How was your time working at The Old Globe?
Ron Bohmer: Magic. Sandra and I had recently moved to SD. I remember being scheduled for the meeting/audition in SD (I was on a 6 month break from BOM). They said, please meet us in the Alcazar Garden and someone will escort you to the Rehearsal hall.” I arrived and it was literally, a garden. I’d spent 25 years waiting in folding chairs on concrete floors under fluorescent lights in NYC. I thought, I’m never leaving. This must be what making theatre in Heaven feels like. It was. The artistic caliber in San Diego is staggering and I couldn’t have asked for a better introduction to it. I want to be there often.
What’s the weirdest thing that’s ever happened while you’ve been on stage?
Ron Bohmer: RAGTIME, B’way revival. I was Father, Christiane Noll was mother. We’re on the beach (on the stage of the Neil Simon in NY), our marriage is in crisis, we are fighting over the presence of Coalhouse’s son in our family whom our young son Edgar is holding in the scene. The baby the young actor is holding is a dummy. I’m heading off to the under-siege Morgan Library to be a volunteer Hostage, perhaps never to see them again, it’s tense and fraught. Christiane says, “Say goodbye to your son.” He walks up to me with the baby-dummy in his arms and says “Goodbye Father”, and I hear thunk! The audience starts howling with laughter. I look down. The baby’s leg has fallen off. I hold. And hold. Finally, there is silence. I bend over, pick up the leg, place it in my son’s hand and say, “Goodbye, Edgar”. The audience applauds and we do our best to re-enter them into our reality. I’m an easy mark for laughing on stage. I credit Christiane with the steel to get through this.
What’s been your worst or most embarrassing audition?

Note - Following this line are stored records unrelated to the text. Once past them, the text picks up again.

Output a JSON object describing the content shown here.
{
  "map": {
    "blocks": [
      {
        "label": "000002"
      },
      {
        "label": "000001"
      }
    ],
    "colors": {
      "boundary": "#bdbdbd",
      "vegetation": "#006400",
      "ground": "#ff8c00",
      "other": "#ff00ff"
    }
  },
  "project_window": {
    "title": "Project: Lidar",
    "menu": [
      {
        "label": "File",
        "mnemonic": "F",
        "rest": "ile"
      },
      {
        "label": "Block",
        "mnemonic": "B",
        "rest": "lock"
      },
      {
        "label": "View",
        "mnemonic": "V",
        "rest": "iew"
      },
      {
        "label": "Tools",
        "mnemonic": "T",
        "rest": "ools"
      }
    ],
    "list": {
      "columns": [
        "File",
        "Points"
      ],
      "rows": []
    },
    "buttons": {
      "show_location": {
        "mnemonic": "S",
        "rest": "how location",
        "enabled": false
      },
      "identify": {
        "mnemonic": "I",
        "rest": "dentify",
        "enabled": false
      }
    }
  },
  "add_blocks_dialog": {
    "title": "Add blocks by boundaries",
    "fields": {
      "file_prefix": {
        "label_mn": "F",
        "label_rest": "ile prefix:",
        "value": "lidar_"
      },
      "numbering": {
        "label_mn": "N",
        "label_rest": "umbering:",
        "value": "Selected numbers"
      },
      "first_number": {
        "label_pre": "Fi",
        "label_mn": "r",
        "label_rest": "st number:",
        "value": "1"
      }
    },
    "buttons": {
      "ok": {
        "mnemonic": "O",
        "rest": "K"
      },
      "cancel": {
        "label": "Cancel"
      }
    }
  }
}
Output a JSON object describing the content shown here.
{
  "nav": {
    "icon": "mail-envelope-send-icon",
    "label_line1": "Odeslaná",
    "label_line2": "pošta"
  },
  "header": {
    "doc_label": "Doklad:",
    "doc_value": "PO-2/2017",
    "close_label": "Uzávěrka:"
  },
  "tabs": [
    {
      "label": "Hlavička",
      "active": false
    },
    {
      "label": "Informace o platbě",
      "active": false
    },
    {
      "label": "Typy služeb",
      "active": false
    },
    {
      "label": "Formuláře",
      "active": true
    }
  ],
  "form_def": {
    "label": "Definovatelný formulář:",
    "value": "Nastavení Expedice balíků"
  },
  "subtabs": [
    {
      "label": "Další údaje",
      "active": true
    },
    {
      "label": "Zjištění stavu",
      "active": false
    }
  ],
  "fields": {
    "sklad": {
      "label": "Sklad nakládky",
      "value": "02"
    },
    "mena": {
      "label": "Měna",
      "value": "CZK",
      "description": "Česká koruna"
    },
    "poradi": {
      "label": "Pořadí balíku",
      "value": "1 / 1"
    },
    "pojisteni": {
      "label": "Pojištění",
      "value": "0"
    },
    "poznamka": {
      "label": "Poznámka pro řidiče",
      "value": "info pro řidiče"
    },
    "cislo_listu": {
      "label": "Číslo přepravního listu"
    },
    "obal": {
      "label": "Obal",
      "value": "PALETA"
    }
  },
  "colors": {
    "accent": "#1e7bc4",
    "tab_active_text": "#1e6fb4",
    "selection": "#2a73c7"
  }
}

Ron Bohmer: I’m the rare freak who actually enjoys auditioning. I feel like they should be embarrassing, so I lean into it and usually try to celebrate them. My rule for auditions is: there’s so much that is out of your control, so give yourself a goal for the experience that you can control. Was I present? Did I keep my sense of humor? Do I remember the names of people I was introduced to? Accomplishing simple tasks of genuine presence while in an extraordinary and nerve-inducing experience feels like a big victory to me.